Aim of the task:
Your job is to return each record exactly, minus any pictures.
Exercise input Start Marker
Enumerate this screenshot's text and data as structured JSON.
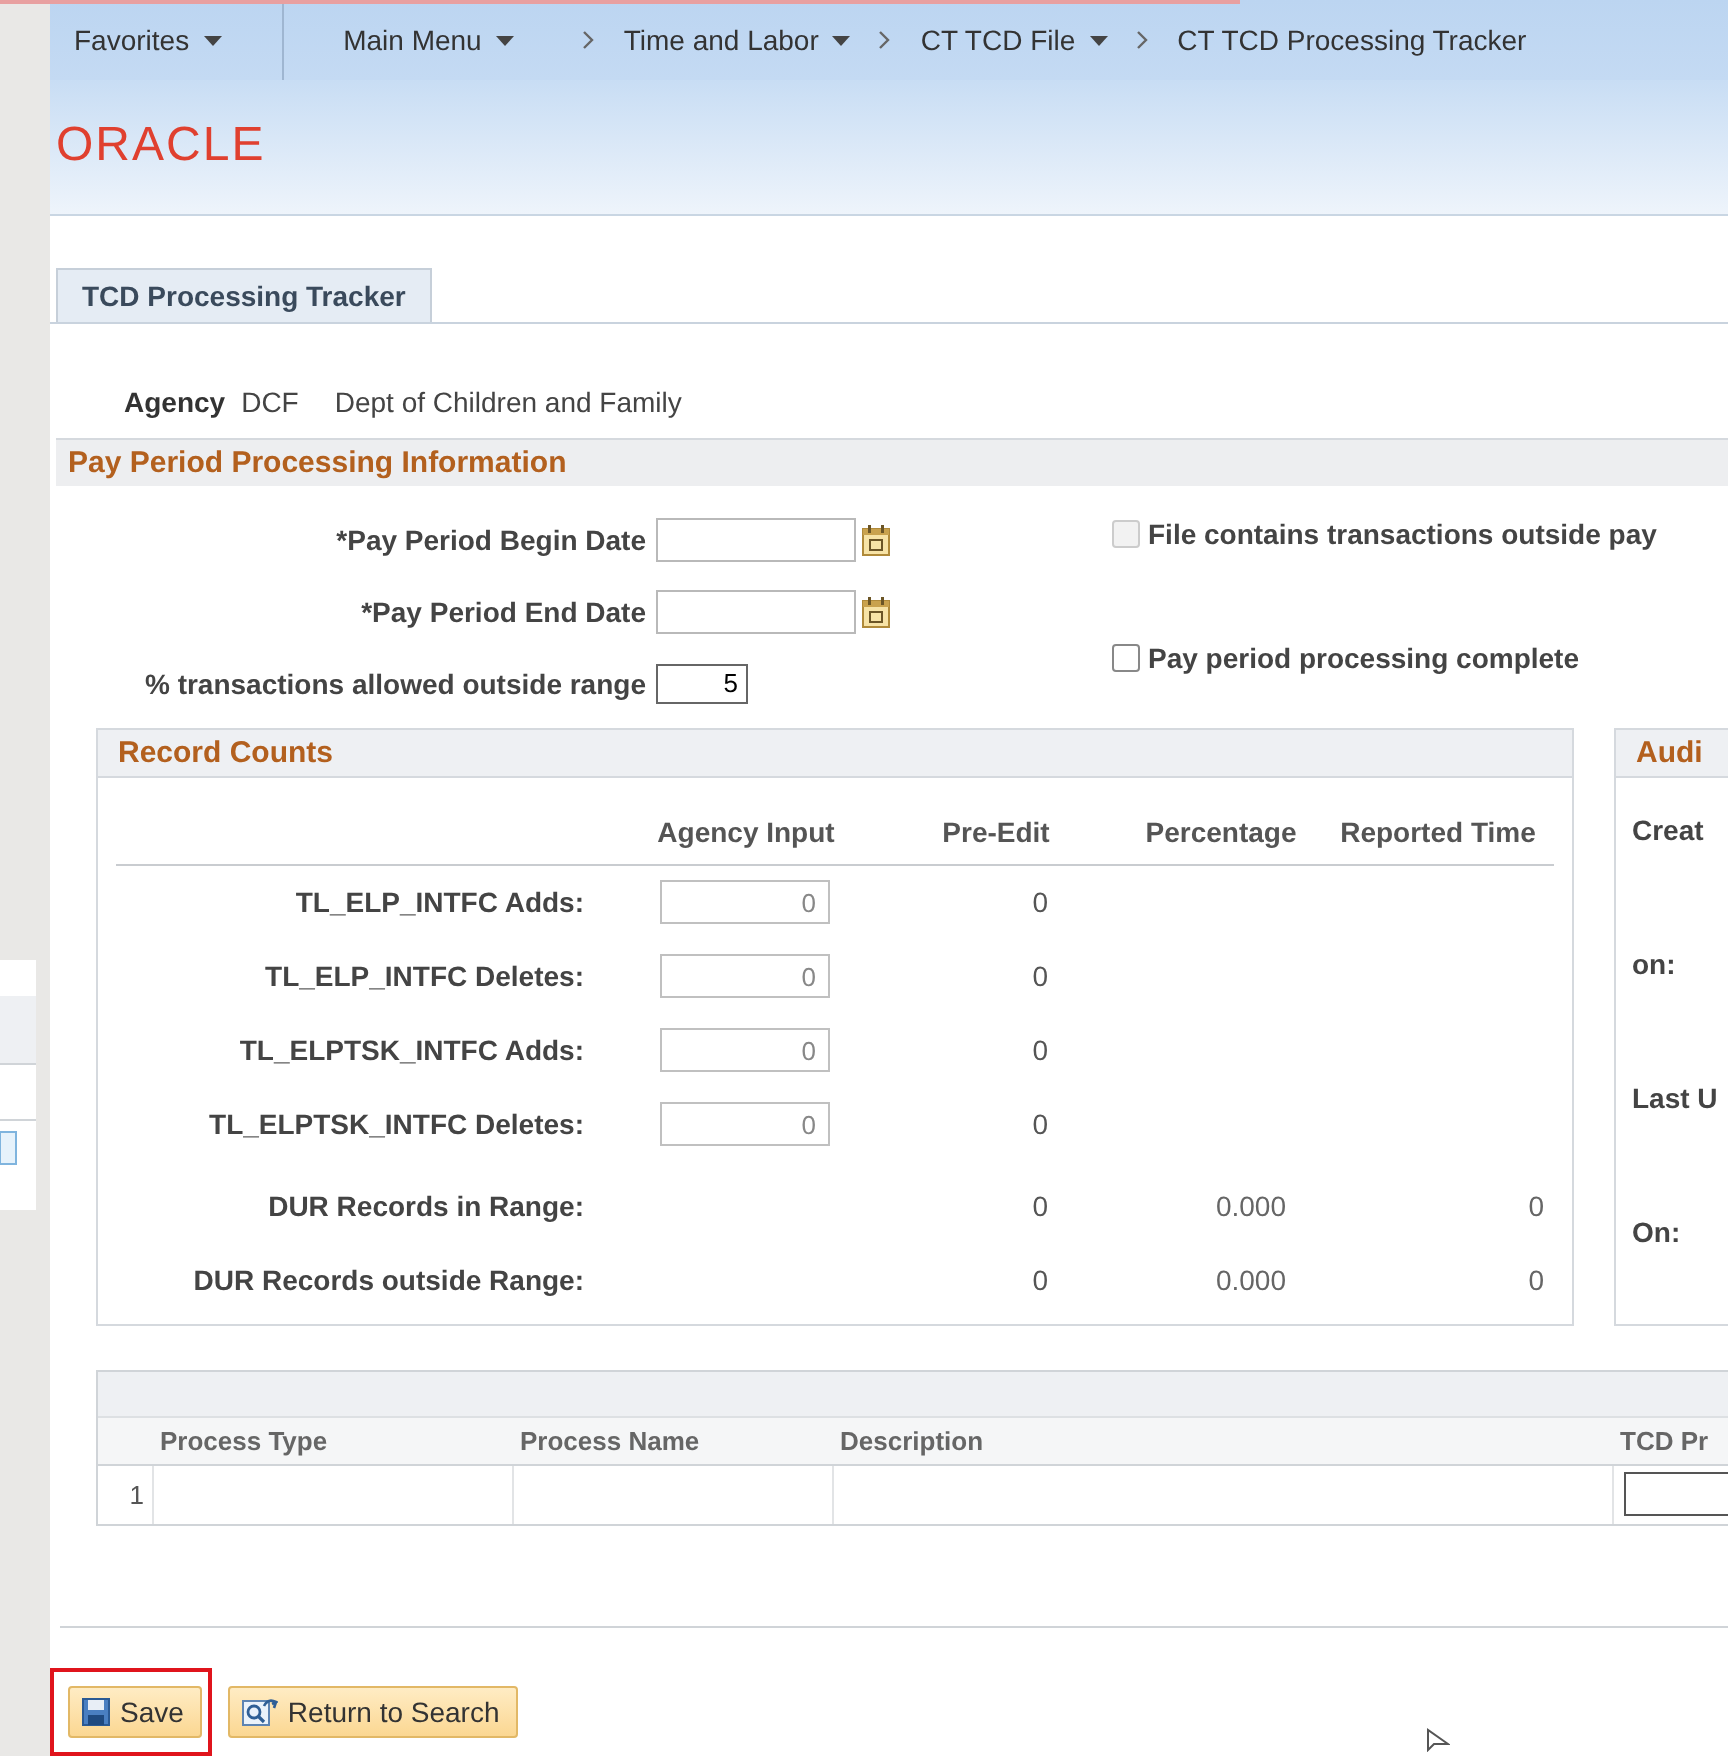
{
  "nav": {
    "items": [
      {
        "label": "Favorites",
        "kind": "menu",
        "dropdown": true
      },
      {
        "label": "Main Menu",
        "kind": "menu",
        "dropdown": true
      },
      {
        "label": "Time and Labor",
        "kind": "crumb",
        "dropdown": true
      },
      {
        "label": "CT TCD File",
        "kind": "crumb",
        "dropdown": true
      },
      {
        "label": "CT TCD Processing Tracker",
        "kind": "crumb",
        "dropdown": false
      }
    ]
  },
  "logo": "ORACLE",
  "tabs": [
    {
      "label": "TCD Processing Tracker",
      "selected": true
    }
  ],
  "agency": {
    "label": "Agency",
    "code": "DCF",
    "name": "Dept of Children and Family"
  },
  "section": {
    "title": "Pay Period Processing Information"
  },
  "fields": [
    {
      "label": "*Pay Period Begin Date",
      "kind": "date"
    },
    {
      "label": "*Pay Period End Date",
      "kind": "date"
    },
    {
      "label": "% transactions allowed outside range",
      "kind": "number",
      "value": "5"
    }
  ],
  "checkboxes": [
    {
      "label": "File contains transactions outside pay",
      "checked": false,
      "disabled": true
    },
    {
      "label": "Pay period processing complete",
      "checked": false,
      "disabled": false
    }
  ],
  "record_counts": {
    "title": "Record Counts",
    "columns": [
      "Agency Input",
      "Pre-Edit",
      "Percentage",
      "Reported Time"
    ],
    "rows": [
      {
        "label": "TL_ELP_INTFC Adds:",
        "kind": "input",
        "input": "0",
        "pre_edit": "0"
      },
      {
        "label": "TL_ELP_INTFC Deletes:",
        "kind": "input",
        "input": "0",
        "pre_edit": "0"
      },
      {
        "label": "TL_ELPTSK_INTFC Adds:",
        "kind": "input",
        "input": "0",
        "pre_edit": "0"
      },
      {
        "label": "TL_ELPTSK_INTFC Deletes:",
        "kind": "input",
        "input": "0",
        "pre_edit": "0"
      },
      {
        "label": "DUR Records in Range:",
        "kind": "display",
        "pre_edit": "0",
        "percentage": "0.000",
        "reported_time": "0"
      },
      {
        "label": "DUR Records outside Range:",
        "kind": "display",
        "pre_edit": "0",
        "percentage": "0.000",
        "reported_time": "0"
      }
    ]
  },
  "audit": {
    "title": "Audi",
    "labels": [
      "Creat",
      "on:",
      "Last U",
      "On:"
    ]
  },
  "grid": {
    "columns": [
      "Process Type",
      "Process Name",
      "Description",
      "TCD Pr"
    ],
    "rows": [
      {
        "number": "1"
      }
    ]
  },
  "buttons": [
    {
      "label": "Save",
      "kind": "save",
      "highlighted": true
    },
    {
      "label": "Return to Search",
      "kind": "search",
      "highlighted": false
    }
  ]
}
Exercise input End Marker
Solution to this exercise:
Enumerate this screenshot's text and data as structured JSON.
{
  "nav": {
    "items": [
      {
        "label": "Favorites",
        "kind": "menu",
        "dropdown": true
      },
      {
        "label": "Main Menu",
        "kind": "menu",
        "dropdown": true
      },
      {
        "label": "Time and Labor",
        "kind": "crumb",
        "dropdown": true
      },
      {
        "label": "CT TCD File",
        "kind": "crumb",
        "dropdown": true
      },
      {
        "label": "CT TCD Processing Tracker",
        "kind": "crumb",
        "dropdown": false
      }
    ]
  },
  "logo": "ORACLE",
  "tabs": [
    {
      "label": "TCD Processing Tracker",
      "selected": true
    }
  ],
  "agency": {
    "label": "Agency",
    "code": "DCF",
    "name": "Dept of Children and Family"
  },
  "section": {
    "title": "Pay Period Processing Information"
  },
  "fields": [
    {
      "label": "*Pay Period Begin Date",
      "kind": "date"
    },
    {
      "label": "*Pay Period End Date",
      "kind": "date"
    },
    {
      "label": "% transactions allowed outside range",
      "kind": "number",
      "value": "5"
    }
  ],
  "checkboxes": [
    {
      "label": "File contains transactions outside pay",
      "checked": false,
      "disabled": true
    },
    {
      "label": "Pay period processing complete",
      "checked": false,
      "disabled": false
    }
  ],
  "record_counts": {
    "title": "Record Counts",
    "columns": [
      "Agency Input",
      "Pre-Edit",
      "Percentage",
      "Reported Time"
    ],
    "rows": [
      {
        "label": "TL_ELP_INTFC Adds:",
        "kind": "input",
        "input": "0",
        "pre_edit": "0"
      },
      {
        "label": "TL_ELP_INTFC Deletes:",
        "kind": "input",
        "input": "0",
        "pre_edit": "0"
      },
      {
        "label": "TL_ELPTSK_INTFC Adds:",
        "kind": "input",
        "input": "0",
        "pre_edit": "0"
      },
      {
        "label": "TL_ELPTSK_INTFC Deletes:",
        "kind": "input",
        "input": "0",
        "pre_edit": "0"
      },
      {
        "label": "DUR Records in Range:",
        "kind": "display",
        "pre_edit": "0",
        "percentage": "0.000",
        "reported_time": "0"
      },
      {
        "label": "DUR Records outside Range:",
        "kind": "display",
        "pre_edit": "0",
        "percentage": "0.000",
        "reported_time": "0"
      }
    ]
  },
  "audit": {
    "title": "Audi",
    "labels": [
      "Creat",
      "on:",
      "Last U",
      "On:"
    ]
  },
  "grid": {
    "columns": [
      "Process Type",
      "Process Name",
      "Description",
      "TCD Pr"
    ],
    "rows": [
      {
        "number": "1"
      }
    ]
  },
  "buttons": [
    {
      "label": "Save",
      "kind": "save",
      "highlighted": true
    },
    {
      "label": "Return to Search",
      "kind": "search",
      "highlighted": false
    }
  ]
}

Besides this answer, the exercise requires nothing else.